What to work on
Make an exact copy of every entry, leaving the pictures out.
/---
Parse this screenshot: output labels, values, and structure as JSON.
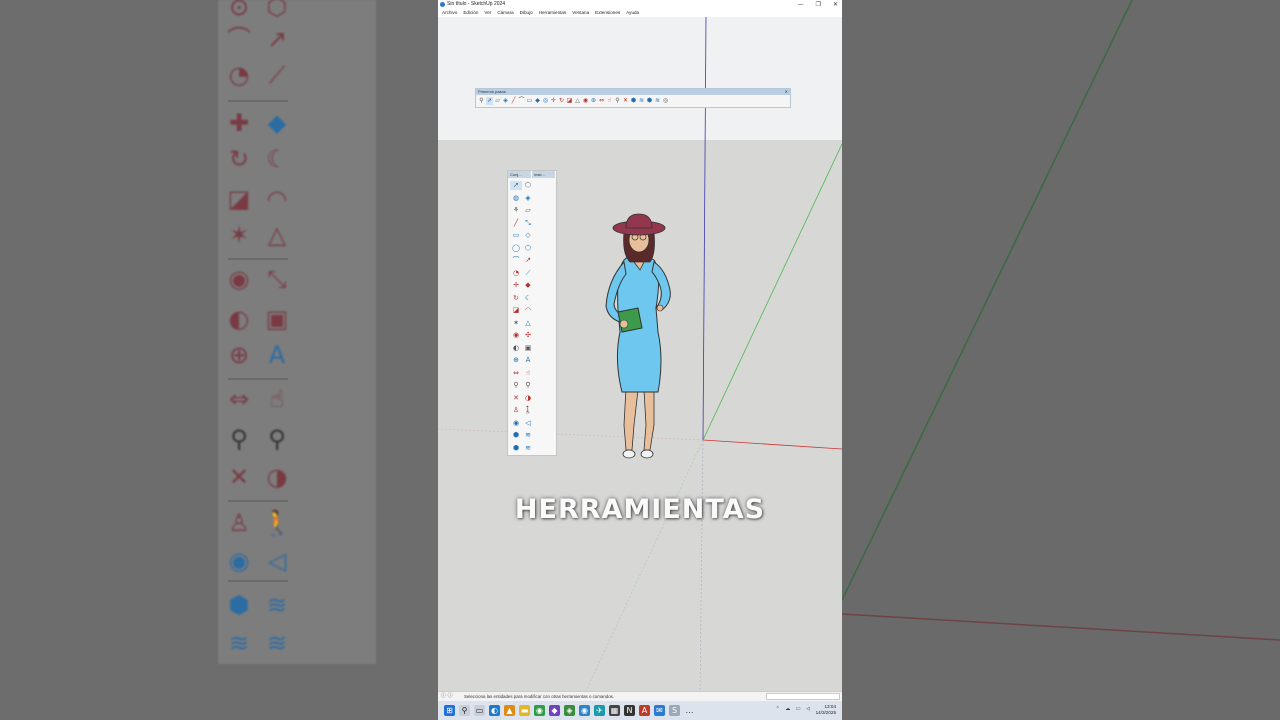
{
  "window": {
    "title": "Sin título - SketchUp 2024",
    "controls": [
      "—",
      "❐",
      "✕"
    ]
  },
  "menu": [
    "Archivo",
    "Edición",
    "Ver",
    "Cámara",
    "Dibujo",
    "Herramientas",
    "Ventana",
    "Extensiones",
    "Ayuda"
  ],
  "toolbar_primeros_pasos": {
    "title": "Primeros pasos",
    "icons": [
      "zoom-icon",
      "select-icon",
      "eraser-icon",
      "paint-bucket-icon",
      "line-icon",
      "arc-icon",
      "rectangle-icon",
      "push-pull-icon",
      "offset-icon",
      "move-icon",
      "rotate-icon",
      "scale-icon",
      "tape-measure-icon",
      "text-icon",
      "orbit-icon",
      "pan-icon",
      "zoom-extents-icon",
      "previous-view-icon",
      "3d-warehouse-icon",
      "extension-warehouse-icon",
      "layout-icon",
      "extension-manager-icon",
      "account-icon"
    ]
  },
  "toolbar_conjunto": {
    "tabs": [
      "Conj...",
      "Instr..."
    ],
    "icons": [
      "select-icon",
      "make-component-icon",
      "lasso-icon",
      "paint-bucket-icon",
      "tag-icon",
      "eraser-icon",
      "line-icon",
      "freehand-icon",
      "rectangle-icon",
      "rotated-rectangle-icon",
      "circle-icon",
      "polygon-icon",
      "arc-icon",
      "two-point-arc-icon",
      "three-point-arc-icon",
      "pie-icon",
      "move-icon",
      "push-pull-icon",
      "rotate-icon",
      "follow-me-icon",
      "scale-icon",
      "offset-icon",
      "tape-measure-icon",
      "dimension-icon",
      "protractor-icon",
      "text-icon",
      "axes-icon",
      "3d-text-icon",
      "section-plane-icon",
      "section-display-icon",
      "orbit-icon",
      "pan-icon",
      "zoom-icon",
      "zoom-window-icon",
      "zoom-extents-icon",
      "previous-icon",
      "position-camera-icon",
      "walk-icon",
      "look-around-icon",
      "advanced-camera-icon",
      "3d-warehouse-icon",
      "extension-warehouse-icon",
      "layout-send-icon",
      "extension-manager-icon"
    ]
  },
  "caption": "HERRAMIENTAS",
  "status": {
    "text": "Selecciona las entidades para modificar con otras herramientas o comandos."
  },
  "taskbar": {
    "time": "13:04",
    "date": "14/3/2025"
  }
}
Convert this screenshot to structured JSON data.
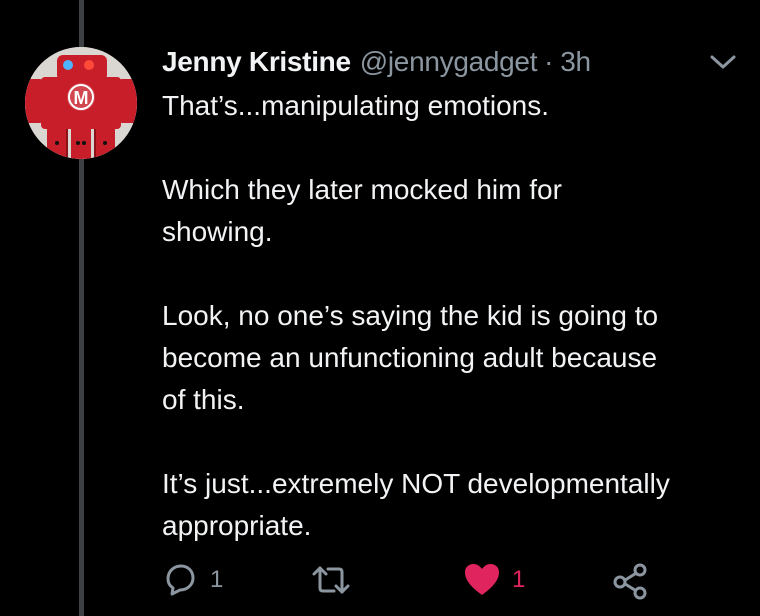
{
  "tweet": {
    "author_name": "Jenny Kristine",
    "handle": "@jennygadget",
    "separator": "·",
    "time": "3h",
    "paragraphs": [
      "That’s...manipulating emotions.",
      "Which they later mocked him for\nshowing.",
      "Look, no one’s saying the kid is going to\nbecome an unfunctioning adult because\nof this.",
      "It’s just...extremely NOT developmentally\nappropriate."
    ]
  },
  "avatar": {
    "letter": "M"
  },
  "actions": {
    "reply_icon": "reply-icon",
    "reply_count": "1",
    "retweet_icon": "retweet-icon",
    "like_icon": "heart-icon",
    "like_count": "1",
    "share_icon": "share-icon"
  },
  "colors": {
    "background": "#000000",
    "text": "#f2f3f5",
    "secondary": "#8b96a0",
    "like": "#e0245e",
    "thread_line": "#3d4146"
  }
}
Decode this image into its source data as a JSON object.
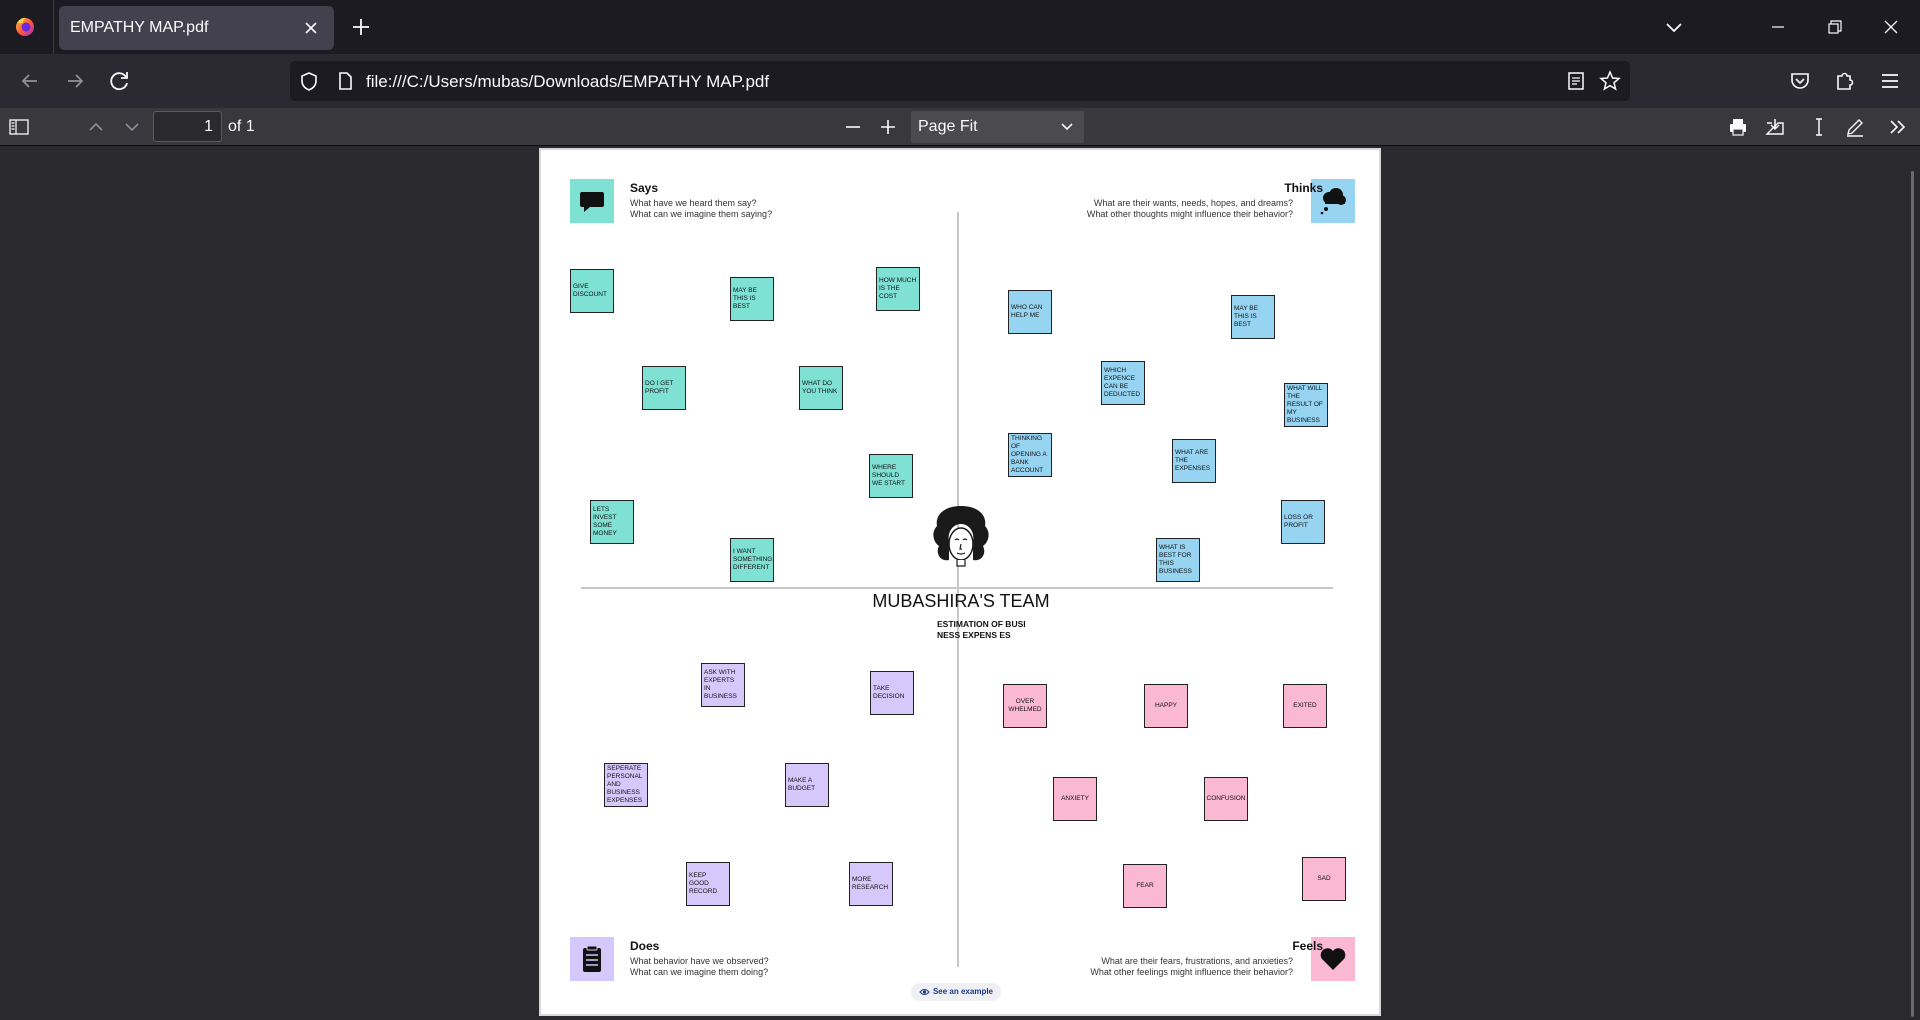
{
  "browser": {
    "tab_title": "EMPATHY MAP.pdf",
    "url": "file:///C:/Users/mubas/Downloads/EMPATHY MAP.pdf"
  },
  "pdf_toolbar": {
    "page_number": "1",
    "page_of": "of 1",
    "zoom": "Page Fit"
  },
  "map": {
    "says": {
      "title": "Says",
      "sub1": "What have we heard them say?",
      "sub2": "What can we imagine them saying?",
      "notes": [
        "GIVE DISCOUNT",
        "MAY BE THIS IS BEST",
        "HOW MUCH IS THE COST",
        "DO I GET PROFIT",
        "WHAT DO YOU THINK",
        "WHERE SHOULD WE START",
        "LETS INVEST SOME MONEY",
        "I WANT SOMETHING DIFFERENT"
      ]
    },
    "thinks": {
      "title": "Thinks",
      "sub1": "What are their wants, needs, hopes, and dreams?",
      "sub2": "What other thoughts might influence their behavior?",
      "notes": [
        "WHO CAN HELP ME",
        "MAY BE THIS IS BEST",
        "WHICH EXPENCE CAN BE DEDUCTED",
        "WHAT WILL THE RESULT OF MY BUSINESS",
        "THINKING OF OPENING A BANK ACCOUNT",
        "WHAT ARE THE EXPENSES",
        "LOSS OR PROFIT",
        "WHAT IS BEST FOR THIS BUSINESS"
      ]
    },
    "does": {
      "title": "Does",
      "sub1": "What behavior have we observed?",
      "sub2": "What can we imagine them doing?",
      "notes": [
        "ASK WITH EXPERTS IN BUSINESS",
        "TAKE DECISION",
        "SEPERATE PERSONAL AND BUSINESS EXPENSES",
        "MAKE A BUDGET",
        "KEEP GOOD RECORD",
        "MORE RESEARCH"
      ]
    },
    "feels": {
      "title": "Feels",
      "sub1": "What are their fears, frustrations, and anxieties?",
      "sub2": "What other feelings might influence their behavior?",
      "notes": [
        "OVER WHELMED",
        "HAPPY",
        "EXITED",
        "ANXIETY",
        "CONFUSION",
        "FEAR",
        "SAD"
      ]
    },
    "team": "MUBASHIRA'S TEAM",
    "subtitle": "ESTIMATION OF BUSINESS EXPENS ES",
    "example_link": "See an example"
  },
  "colors": {
    "says": "#7fe1d4",
    "thinks": "#96d4f2",
    "does": "#d7c8fb",
    "feels": "#fbb8d3"
  }
}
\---
Result below
Parse this screenshot: output labels, values, and structure as JSON.
{
  "window": {
    "title": "Sin título - SketchUp 2024",
    "controls": [
      "—",
      "❐",
      "✕"
    ]
  },
  "menu": [
    "Archivo",
    "Edición",
    "Ver",
    "Cámara",
    "Dibujo",
    "Herramientas",
    "Ventana",
    "Extensiones",
    "Ayuda"
  ],
  "toolbar_primeros_pasos": {
    "title": "Primeros pasos",
    "icons": [
      "zoom-icon",
      "select-icon",
      "eraser-icon",
      "paint-bucket-icon",
      "line-icon",
      "arc-icon",
      "rectangle-icon",
      "push-pull-icon",
      "offset-icon",
      "move-icon",
      "rotate-icon",
      "scale-icon",
      "tape-measure-icon",
      "text-icon",
      "orbit-icon",
      "pan-icon",
      "zoom-extents-icon",
      "previous-view-icon",
      "3d-warehouse-icon",
      "extension-warehouse-icon",
      "layout-icon",
      "extension-manager-icon",
      "account-icon"
    ]
  },
  "toolbar_conjunto": {
    "tabs": [
      "Conj...",
      "Instr..."
    ],
    "icons": [
      "select-icon",
      "make-component-icon",
      "lasso-icon",
      "paint-bucket-icon",
      "tag-icon",
      "eraser-icon",
      "line-icon",
      "freehand-icon",
      "rectangle-icon",
      "rotated-rectangle-icon",
      "circle-icon",
      "polygon-icon",
      "arc-icon",
      "two-point-arc-icon",
      "three-point-arc-icon",
      "pie-icon",
      "move-icon",
      "push-pull-icon",
      "rotate-icon",
      "follow-me-icon",
      "scale-icon",
      "offset-icon",
      "tape-measure-icon",
      "dimension-icon",
      "protractor-icon",
      "text-icon",
      "axes-icon",
      "3d-text-icon",
      "section-plane-icon",
      "section-display-icon",
      "orbit-icon",
      "pan-icon",
      "zoom-icon",
      "zoom-window-icon",
      "zoom-extents-icon",
      "previous-icon",
      "position-camera-icon",
      "walk-icon",
      "look-around-icon",
      "advanced-camera-icon",
      "3d-warehouse-icon",
      "extension-warehouse-icon",
      "layout-send-icon",
      "extension-manager-icon"
    ]
  },
  "caption": "HERRAMIENTAS",
  "status": {
    "text": "Selecciona las entidades para modificar con otras herramientas o comandos."
  },
  "taskbar": {
    "time": "13:04",
    "date": "14/3/2025"
  }
}
Convert this screenshot to structured JSON data.
{
  "tweet": {
    "author_name": "Jenny Kristine",
    "handle": "@jennygadget",
    "separator": "·",
    "time": "3h",
    "paragraphs": [
      "That’s...manipulating emotions.",
      "Which they later mocked him for\nshowing.",
      "Look, no one’s saying the kid is going to\nbecome an unfunctioning adult because\nof this.",
      "It’s just...extremely NOT developmentally\nappropriate."
    ]
  },
  "avatar": {
    "letter": "M"
  },
  "actions": {
    "reply_icon": "reply-icon",
    "reply_count": "1",
    "retweet_icon": "retweet-icon",
    "like_icon": "heart-icon",
    "like_count": "1",
    "share_icon": "share-icon"
  },
  "colors": {
    "background": "#000000",
    "text": "#f2f3f5",
    "secondary": "#8b96a0",
    "like": "#e0245e",
    "thread_line": "#3d4146"
  }
}
Decode this image into its source data as a JSON object.
{
  "browser": {
    "tab_title": "EMPATHY MAP.pdf",
    "url": "file:///C:/Users/mubas/Downloads/EMPATHY MAP.pdf"
  },
  "pdf_toolbar": {
    "page_number": "1",
    "page_of": "of 1",
    "zoom": "Page Fit"
  },
  "map": {
    "says": {
      "title": "Says",
      "sub1": "What have we heard them say?",
      "sub2": "What can we imagine them saying?",
      "notes": [
        "GIVE DISCOUNT",
        "MAY BE THIS IS BEST",
        "HOW MUCH IS THE COST",
        "DO I GET PROFIT",
        "WHAT DO YOU THINK",
        "WHERE SHOULD WE START",
        "LETS INVEST SOME MONEY",
        "I WANT SOMETHING DIFFERENT"
      ]
    },
    "thinks": {
      "title": "Thinks",
      "sub1": "What are their wants, needs, hopes, and dreams?",
      "sub2": "What other thoughts might influence their behavior?",
      "notes": [
        "WHO CAN HELP ME",
        "MAY BE THIS IS BEST",
        "WHICH EXPENCE CAN BE DEDUCTED",
        "WHAT WILL THE RESULT OF MY BUSINESS",
        "THINKING OF OPENING A BANK ACCOUNT",
        "WHAT ARE THE EXPENSES",
        "LOSS OR PROFIT",
        "WHAT IS BEST FOR THIS BUSINESS"
      ]
    },
    "does": {
      "title": "Does",
      "sub1": "What behavior have we observed?",
      "sub2": "What can we imagine them doing?",
      "notes": [
        "ASK WITH EXPERTS IN BUSINESS",
        "TAKE DECISION",
        "SEPERATE PERSONAL AND BUSINESS EXPENSES",
        "MAKE A BUDGET",
        "KEEP GOOD RECORD",
        "MORE RESEARCH"
      ]
    },
    "feels": {
      "title": "Feels",
      "sub1": "What are their fears, frustrations, and anxieties?",
      "sub2": "What other feelings might influence their behavior?",
      "notes": [
        "OVER WHELMED",
        "HAPPY",
        "EXITED",
        "ANXIETY",
        "CONFUSION",
        "FEAR",
        "SAD"
      ]
    },
    "team": "MUBASHIRA'S TEAM",
    "subtitle": "ESTIMATION OF BUSINESS EXPENS ES",
    "example_link": "See an example"
  },
  "colors": {
    "says": "#7fe1d4",
    "thinks": "#96d4f2",
    "does": "#d7c8fb",
    "feels": "#fbb8d3"
  }
}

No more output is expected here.